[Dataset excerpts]
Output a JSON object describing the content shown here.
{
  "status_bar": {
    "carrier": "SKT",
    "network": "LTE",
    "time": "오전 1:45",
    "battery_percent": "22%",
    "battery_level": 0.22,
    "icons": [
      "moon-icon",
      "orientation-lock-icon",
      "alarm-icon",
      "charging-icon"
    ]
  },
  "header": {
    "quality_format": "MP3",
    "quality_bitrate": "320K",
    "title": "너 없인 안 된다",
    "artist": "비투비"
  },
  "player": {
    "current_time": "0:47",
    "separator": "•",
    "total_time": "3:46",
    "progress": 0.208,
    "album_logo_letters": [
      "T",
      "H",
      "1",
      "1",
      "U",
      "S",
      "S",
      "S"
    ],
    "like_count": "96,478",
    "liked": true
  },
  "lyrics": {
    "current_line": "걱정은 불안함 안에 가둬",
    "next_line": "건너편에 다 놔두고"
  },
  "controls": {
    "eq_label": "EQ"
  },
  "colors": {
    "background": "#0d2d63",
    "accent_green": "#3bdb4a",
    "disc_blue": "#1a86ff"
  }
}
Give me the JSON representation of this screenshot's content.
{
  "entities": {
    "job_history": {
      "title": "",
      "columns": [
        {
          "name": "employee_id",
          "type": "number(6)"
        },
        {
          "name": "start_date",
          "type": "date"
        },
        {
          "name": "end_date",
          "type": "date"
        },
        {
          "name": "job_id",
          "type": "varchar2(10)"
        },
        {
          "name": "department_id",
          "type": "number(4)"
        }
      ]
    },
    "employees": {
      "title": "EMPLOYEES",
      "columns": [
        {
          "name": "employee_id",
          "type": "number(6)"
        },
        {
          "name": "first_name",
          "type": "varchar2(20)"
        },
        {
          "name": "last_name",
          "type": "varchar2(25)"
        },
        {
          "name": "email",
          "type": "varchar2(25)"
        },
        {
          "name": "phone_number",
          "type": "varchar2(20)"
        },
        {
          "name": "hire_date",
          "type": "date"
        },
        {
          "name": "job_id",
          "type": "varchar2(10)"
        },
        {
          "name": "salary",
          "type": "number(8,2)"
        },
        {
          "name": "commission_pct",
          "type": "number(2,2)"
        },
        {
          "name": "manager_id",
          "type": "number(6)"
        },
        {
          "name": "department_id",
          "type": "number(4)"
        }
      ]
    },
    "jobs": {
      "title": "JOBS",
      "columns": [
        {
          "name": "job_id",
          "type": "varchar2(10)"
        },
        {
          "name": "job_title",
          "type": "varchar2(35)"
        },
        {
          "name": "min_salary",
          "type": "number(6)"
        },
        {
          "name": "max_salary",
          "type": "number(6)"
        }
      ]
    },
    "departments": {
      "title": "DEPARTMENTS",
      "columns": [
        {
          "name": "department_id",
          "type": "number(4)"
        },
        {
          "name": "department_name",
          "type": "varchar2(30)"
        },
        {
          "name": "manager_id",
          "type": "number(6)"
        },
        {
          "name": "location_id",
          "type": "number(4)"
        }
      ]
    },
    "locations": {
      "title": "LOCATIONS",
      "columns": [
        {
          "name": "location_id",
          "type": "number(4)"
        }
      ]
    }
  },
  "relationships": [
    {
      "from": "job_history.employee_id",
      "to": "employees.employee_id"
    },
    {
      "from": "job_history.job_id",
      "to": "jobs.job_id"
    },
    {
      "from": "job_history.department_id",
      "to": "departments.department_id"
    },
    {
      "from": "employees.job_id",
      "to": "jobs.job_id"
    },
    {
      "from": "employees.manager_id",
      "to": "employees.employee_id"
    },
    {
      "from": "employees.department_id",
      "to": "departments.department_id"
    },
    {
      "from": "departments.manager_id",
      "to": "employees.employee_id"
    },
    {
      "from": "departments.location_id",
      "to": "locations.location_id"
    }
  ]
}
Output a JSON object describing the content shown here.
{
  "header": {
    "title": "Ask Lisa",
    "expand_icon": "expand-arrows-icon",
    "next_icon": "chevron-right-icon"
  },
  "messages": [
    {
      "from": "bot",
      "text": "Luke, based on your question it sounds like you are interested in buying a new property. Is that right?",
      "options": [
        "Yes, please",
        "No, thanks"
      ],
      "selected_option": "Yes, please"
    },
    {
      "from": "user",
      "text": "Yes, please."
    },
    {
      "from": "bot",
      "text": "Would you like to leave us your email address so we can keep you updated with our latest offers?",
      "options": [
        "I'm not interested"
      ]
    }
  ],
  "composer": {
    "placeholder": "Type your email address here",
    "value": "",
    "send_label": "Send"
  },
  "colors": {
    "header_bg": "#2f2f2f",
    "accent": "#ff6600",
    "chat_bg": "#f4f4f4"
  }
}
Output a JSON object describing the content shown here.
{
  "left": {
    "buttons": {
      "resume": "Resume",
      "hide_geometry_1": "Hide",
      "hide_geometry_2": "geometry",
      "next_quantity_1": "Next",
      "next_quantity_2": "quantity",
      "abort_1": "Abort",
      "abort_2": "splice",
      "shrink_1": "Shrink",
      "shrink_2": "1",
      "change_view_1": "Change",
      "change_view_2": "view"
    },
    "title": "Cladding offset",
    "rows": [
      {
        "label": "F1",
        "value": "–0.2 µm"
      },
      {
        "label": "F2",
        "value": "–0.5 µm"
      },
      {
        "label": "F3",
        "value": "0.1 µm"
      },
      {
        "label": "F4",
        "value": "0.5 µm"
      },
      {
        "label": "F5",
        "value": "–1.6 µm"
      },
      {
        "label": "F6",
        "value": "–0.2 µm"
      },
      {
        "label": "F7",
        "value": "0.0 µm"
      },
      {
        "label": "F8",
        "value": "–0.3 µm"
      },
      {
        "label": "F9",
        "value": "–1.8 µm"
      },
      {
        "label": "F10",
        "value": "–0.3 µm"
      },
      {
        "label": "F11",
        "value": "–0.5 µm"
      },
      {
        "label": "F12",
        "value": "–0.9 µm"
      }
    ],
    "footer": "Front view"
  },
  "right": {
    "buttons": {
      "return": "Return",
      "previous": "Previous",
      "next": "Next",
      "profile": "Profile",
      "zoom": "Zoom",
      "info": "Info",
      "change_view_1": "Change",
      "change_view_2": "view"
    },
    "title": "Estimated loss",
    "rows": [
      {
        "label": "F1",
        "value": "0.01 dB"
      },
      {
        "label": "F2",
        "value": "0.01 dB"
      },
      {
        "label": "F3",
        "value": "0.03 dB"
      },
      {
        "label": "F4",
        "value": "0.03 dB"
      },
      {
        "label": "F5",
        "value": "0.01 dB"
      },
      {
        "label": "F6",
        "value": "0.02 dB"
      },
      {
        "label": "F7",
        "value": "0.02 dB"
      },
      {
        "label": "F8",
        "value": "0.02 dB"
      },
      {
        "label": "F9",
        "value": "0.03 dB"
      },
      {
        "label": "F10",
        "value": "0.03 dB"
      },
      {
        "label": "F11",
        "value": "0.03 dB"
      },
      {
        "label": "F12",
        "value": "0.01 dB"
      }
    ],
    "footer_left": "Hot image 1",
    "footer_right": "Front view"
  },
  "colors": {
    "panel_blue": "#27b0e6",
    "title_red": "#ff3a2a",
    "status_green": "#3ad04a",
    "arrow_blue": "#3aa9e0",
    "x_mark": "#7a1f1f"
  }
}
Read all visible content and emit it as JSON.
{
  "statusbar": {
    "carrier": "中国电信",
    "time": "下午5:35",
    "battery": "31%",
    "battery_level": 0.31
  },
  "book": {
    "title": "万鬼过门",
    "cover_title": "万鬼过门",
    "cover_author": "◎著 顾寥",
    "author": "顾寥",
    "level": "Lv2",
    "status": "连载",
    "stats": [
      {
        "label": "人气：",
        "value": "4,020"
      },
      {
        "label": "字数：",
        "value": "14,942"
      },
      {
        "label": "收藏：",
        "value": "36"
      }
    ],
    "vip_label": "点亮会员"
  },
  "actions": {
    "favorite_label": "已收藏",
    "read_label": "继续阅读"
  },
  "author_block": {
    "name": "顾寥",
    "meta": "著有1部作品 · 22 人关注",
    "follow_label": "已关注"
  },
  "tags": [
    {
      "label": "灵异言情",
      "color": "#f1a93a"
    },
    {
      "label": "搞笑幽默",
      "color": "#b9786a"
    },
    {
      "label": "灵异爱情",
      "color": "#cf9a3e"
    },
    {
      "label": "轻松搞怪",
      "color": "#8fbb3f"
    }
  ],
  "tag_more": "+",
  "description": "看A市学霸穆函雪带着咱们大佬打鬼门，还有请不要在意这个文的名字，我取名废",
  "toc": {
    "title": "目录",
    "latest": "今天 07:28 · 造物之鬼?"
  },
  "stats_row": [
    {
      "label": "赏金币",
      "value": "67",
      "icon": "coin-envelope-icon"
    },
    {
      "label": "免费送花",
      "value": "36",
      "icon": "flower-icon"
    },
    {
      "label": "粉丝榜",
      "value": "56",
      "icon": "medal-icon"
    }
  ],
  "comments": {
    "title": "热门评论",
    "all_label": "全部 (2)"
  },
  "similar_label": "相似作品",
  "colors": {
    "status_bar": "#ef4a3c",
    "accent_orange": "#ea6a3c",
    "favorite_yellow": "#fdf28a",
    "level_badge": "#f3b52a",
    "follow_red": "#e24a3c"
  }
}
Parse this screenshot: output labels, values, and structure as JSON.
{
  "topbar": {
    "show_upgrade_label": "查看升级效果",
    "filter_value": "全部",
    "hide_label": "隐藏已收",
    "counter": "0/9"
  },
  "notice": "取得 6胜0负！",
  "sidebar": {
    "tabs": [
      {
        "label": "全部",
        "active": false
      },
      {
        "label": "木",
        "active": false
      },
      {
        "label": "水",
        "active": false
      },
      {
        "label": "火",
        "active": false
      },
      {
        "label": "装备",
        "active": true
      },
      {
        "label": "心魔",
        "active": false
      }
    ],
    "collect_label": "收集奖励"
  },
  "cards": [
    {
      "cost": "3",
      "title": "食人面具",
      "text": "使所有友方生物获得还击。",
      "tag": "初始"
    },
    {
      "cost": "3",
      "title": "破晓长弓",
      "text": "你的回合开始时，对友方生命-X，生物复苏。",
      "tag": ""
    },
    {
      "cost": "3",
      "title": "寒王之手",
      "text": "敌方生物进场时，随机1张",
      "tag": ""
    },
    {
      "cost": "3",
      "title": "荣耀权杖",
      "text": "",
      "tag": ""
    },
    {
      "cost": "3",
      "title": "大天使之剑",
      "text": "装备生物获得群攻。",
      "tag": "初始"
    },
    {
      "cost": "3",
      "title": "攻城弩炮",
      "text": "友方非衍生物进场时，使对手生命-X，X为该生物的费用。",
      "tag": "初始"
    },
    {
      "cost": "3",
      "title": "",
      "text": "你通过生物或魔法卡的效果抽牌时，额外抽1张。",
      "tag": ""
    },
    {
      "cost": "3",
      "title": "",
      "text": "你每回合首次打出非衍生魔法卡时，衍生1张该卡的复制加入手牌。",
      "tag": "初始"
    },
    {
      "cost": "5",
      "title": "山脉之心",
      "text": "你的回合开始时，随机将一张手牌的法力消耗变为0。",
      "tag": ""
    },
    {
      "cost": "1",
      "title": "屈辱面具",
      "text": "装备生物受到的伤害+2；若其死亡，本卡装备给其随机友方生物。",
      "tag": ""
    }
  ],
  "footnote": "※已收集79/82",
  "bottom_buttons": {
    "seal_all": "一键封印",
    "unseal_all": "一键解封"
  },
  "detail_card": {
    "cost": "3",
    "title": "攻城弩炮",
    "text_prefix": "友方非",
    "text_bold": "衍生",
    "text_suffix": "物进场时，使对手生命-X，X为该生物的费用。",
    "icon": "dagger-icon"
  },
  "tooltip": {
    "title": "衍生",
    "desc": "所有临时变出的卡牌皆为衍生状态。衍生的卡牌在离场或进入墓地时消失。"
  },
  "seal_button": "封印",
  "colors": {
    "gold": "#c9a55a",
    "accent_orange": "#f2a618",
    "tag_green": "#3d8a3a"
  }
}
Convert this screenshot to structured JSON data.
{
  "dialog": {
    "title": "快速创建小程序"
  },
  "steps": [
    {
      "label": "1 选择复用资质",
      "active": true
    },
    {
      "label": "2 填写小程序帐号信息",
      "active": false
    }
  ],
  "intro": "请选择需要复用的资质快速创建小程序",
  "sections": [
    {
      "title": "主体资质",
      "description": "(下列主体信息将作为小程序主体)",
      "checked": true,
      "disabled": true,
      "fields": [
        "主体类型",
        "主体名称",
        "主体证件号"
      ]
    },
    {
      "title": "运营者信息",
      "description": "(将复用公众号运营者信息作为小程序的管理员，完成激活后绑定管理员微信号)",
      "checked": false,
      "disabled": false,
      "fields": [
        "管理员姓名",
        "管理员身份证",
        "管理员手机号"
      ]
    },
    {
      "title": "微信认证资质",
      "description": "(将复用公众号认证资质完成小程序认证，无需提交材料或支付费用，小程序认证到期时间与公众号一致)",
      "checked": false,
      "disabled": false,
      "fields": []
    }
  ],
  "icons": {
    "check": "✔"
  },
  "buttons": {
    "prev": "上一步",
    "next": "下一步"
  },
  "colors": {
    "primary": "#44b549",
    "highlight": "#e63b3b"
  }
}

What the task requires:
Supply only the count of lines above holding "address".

Answer below:
2